    • Joanne Almeter: January 28, 2022 at 2:39 pm

      Hi Oris! I am with you. I have grown to enjoy the review process. It is a growing experience worth having! Thank you for sharing your thoughts. Blessings on you and your writing.

  2. Charla Matthews: January 26, 2022 at 2:01 pm

    Amen to this, “Between writing activities, relax your mind, not your discipline or attention to detail.”

    Excellent guidance, Joanne!

    • Joanne Almeter: January 28, 2022 at 2:43 pm
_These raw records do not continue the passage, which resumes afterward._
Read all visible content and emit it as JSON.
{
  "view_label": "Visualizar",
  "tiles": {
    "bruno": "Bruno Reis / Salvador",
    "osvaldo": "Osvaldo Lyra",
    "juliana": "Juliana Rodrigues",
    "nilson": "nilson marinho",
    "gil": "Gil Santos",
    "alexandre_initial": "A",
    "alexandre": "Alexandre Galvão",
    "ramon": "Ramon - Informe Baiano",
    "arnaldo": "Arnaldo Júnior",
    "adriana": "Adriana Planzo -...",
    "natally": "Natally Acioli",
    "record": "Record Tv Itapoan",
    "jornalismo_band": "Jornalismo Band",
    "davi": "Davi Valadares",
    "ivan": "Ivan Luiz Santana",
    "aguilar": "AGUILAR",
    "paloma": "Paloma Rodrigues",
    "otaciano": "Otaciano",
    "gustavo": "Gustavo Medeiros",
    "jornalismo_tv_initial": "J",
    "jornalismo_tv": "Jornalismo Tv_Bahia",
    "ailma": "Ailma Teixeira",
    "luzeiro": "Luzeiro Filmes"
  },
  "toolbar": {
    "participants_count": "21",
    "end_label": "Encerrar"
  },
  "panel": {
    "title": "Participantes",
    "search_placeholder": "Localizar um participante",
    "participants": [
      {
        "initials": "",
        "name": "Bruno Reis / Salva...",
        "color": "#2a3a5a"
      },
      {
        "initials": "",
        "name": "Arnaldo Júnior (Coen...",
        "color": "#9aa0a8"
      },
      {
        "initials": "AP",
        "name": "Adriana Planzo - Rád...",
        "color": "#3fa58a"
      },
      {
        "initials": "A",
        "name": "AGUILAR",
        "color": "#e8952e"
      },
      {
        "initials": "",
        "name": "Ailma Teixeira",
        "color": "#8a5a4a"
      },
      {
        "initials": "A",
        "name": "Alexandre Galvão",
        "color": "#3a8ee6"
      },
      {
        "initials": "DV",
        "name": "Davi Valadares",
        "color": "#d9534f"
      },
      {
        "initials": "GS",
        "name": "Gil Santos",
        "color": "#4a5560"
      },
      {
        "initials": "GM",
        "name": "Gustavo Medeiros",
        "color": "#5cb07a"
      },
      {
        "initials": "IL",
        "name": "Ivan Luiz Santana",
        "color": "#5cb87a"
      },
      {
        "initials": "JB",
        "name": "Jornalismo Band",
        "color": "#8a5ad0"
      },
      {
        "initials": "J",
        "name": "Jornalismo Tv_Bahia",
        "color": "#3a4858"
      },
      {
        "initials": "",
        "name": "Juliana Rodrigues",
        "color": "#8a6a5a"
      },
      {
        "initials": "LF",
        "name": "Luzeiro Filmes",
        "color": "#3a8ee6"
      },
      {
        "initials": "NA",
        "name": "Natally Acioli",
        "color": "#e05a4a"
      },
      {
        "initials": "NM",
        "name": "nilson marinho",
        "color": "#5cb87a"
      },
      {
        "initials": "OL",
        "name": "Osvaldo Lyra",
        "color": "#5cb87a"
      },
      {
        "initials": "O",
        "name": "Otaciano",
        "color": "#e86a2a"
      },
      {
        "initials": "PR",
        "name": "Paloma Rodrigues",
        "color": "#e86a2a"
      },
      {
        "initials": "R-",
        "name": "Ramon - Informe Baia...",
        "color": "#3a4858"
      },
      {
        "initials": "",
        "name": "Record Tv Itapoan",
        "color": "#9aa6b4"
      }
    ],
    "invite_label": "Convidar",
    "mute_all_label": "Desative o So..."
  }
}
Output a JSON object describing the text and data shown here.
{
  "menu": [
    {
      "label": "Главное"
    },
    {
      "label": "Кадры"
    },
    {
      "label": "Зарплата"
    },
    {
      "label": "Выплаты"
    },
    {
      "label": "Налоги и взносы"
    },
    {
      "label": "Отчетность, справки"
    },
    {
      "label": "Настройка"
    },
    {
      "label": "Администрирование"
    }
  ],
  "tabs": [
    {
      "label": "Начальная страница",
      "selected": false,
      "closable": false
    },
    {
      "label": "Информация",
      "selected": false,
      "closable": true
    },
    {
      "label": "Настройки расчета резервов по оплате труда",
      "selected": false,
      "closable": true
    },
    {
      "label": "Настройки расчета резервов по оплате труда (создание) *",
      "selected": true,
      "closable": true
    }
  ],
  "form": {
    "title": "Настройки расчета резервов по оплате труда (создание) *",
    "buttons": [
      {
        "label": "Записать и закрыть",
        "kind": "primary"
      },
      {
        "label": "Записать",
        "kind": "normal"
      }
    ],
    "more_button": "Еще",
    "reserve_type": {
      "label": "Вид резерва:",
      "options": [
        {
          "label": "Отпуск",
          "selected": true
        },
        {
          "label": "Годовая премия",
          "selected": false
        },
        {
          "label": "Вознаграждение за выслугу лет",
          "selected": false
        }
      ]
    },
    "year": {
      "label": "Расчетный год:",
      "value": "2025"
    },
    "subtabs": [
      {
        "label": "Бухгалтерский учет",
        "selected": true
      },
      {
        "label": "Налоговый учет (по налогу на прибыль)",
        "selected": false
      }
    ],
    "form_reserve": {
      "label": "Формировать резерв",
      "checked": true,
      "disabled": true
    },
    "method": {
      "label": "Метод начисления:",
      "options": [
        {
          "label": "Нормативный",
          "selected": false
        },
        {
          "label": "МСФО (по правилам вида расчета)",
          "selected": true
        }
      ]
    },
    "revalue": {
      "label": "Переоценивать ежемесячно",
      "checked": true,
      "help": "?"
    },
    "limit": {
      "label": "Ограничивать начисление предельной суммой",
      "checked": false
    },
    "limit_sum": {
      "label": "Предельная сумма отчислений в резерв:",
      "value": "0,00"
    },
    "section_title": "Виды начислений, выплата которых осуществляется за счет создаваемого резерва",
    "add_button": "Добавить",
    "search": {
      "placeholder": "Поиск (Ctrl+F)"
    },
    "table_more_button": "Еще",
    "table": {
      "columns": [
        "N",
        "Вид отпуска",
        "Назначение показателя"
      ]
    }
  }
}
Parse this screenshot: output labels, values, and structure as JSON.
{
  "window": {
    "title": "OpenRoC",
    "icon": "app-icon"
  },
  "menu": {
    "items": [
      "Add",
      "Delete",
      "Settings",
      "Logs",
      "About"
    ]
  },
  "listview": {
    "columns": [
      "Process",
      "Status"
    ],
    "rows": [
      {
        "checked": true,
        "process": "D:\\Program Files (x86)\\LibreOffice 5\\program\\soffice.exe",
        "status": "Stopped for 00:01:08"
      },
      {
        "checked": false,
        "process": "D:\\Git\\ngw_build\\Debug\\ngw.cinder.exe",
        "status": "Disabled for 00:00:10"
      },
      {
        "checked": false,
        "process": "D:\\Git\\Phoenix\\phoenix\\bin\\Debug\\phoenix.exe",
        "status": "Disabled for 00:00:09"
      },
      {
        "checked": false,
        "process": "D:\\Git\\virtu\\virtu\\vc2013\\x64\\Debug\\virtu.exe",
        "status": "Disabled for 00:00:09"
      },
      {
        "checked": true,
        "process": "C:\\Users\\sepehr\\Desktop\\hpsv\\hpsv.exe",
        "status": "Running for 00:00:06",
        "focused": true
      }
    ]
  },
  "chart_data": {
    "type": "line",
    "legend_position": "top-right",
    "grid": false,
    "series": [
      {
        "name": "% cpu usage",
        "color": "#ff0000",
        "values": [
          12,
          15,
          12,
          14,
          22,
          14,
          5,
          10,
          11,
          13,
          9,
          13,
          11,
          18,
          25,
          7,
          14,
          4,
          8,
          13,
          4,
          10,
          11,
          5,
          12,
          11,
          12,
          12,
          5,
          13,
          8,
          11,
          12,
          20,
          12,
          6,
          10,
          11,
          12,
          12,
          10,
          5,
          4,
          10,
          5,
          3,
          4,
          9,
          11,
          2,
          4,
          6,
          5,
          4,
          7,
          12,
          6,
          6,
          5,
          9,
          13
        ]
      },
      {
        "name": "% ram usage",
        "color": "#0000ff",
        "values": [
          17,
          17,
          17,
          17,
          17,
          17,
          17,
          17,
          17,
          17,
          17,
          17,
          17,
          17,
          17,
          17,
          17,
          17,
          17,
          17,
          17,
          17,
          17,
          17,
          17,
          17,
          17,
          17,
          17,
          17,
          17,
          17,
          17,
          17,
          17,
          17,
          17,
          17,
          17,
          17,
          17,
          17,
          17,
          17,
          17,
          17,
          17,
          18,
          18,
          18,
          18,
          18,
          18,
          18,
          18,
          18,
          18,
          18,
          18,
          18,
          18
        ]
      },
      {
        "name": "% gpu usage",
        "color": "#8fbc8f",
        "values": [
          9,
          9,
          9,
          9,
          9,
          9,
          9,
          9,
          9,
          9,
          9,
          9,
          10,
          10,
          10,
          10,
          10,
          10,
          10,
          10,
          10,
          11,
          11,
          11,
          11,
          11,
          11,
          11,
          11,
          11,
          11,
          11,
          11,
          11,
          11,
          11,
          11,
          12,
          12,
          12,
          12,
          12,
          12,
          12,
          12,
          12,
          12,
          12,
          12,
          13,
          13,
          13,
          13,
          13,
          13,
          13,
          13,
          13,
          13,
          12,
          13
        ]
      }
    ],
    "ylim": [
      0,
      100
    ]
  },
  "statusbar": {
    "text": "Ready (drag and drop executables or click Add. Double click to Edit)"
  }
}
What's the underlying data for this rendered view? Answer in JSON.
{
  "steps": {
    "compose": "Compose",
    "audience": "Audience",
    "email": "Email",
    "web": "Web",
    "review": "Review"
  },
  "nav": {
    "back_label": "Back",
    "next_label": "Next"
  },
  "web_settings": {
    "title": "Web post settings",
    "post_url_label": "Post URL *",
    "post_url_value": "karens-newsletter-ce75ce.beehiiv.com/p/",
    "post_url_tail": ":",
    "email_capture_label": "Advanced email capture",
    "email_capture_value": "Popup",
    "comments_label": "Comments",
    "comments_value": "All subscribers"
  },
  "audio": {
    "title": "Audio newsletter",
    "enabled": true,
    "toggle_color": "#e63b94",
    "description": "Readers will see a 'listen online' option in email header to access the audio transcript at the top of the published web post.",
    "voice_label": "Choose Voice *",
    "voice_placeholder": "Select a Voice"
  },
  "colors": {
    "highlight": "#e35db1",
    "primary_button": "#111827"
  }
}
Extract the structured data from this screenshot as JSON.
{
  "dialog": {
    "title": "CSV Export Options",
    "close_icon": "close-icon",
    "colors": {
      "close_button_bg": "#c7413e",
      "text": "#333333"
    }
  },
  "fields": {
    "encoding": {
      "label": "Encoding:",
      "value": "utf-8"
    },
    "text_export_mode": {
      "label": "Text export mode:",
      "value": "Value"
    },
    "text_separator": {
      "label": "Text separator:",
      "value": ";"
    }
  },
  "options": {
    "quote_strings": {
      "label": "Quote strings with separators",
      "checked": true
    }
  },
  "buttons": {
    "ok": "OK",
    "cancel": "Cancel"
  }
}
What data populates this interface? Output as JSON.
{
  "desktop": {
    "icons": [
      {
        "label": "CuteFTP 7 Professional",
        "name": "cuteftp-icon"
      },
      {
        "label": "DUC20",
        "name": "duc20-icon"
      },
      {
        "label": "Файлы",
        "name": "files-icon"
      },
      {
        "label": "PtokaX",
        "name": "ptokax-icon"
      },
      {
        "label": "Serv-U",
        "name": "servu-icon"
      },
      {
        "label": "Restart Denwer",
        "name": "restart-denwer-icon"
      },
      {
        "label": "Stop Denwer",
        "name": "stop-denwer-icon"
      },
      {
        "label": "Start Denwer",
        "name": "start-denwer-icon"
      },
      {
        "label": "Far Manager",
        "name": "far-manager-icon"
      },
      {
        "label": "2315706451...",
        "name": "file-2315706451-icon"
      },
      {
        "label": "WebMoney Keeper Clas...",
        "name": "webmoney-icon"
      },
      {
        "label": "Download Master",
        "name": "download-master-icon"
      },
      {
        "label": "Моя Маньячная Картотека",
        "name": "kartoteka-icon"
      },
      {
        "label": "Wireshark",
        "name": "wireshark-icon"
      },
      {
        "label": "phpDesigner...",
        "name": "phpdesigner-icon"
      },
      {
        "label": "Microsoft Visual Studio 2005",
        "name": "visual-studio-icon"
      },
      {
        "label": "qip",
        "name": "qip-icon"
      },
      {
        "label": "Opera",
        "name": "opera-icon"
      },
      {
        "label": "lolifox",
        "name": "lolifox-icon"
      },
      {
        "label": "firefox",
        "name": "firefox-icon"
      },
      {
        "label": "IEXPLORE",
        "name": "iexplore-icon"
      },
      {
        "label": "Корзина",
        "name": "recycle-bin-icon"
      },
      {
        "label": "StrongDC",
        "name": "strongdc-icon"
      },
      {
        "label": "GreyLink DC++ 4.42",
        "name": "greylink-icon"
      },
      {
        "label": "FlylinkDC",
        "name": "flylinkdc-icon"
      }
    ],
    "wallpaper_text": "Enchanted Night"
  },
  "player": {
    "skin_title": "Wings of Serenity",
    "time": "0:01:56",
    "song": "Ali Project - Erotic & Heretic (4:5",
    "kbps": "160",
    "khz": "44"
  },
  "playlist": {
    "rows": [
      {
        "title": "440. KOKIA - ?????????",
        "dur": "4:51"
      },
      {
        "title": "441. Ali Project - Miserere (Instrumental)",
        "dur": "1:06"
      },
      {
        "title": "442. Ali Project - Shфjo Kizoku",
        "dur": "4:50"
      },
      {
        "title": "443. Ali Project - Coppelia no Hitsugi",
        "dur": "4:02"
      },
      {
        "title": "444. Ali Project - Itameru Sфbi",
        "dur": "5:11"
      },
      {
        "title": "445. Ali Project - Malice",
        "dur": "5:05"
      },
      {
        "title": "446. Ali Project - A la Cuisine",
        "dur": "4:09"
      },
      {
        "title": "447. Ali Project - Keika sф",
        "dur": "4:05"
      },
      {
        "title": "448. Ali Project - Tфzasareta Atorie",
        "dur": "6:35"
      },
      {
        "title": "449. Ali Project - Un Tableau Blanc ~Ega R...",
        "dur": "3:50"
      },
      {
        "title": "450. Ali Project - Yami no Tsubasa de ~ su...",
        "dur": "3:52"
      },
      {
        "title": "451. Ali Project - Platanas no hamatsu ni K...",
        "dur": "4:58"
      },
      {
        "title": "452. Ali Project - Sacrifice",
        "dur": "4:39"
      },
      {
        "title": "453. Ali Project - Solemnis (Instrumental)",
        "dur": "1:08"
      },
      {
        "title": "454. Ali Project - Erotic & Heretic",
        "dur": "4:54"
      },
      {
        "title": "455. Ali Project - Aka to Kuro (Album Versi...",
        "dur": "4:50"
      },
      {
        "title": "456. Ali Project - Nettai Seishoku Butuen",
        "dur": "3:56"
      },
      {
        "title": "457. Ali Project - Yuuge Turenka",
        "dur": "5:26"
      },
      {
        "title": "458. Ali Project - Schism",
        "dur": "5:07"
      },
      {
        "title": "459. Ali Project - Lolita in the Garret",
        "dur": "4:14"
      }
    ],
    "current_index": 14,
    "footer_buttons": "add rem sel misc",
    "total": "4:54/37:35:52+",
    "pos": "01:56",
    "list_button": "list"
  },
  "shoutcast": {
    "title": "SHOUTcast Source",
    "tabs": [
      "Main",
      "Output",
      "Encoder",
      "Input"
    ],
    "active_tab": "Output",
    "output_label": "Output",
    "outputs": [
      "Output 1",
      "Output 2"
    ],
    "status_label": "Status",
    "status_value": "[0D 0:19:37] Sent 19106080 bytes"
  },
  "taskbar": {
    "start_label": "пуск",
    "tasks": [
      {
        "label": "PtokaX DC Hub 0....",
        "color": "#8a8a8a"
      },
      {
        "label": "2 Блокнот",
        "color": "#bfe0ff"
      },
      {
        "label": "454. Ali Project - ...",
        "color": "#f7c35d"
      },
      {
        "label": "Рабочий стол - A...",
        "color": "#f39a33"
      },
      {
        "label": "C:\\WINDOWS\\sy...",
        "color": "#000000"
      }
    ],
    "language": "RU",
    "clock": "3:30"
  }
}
      Hi Charla,
      I am so glad this post helped you today! That tip was hard-won, but it was worth it. Thank you for sharing your thoughts today. Blessings on you and your writing!

  3. Thanks for this, Joanne. I’m guilty of multitasking and need to focus more on the task at hand.

    • Joanne Almeter: January 28, 2022 at 2:46 pm

      Hi Regina,
      You are so welcome. You are not alone. We all seem to be learning how to undo the multitasking habit. You’ve got this now, Regina. You can do it! Thank you for sharing your thoughts today. Blessings on your writing ministry!

  4. Regina McIntosh: January 26, 2022 at 6:08 am

    Wonderful suggestions. I need to edit more and will remember this. God bless you!

    • Joanne Almeter: January 28, 2022 at 2:49 pm

      Hi Regina,
      Thank you for your kind words. I feel blessed to know this post was helpful to you. You can do this! Blessings on you and your writing.

  5. I love your tips for the editing mindset, Joanne!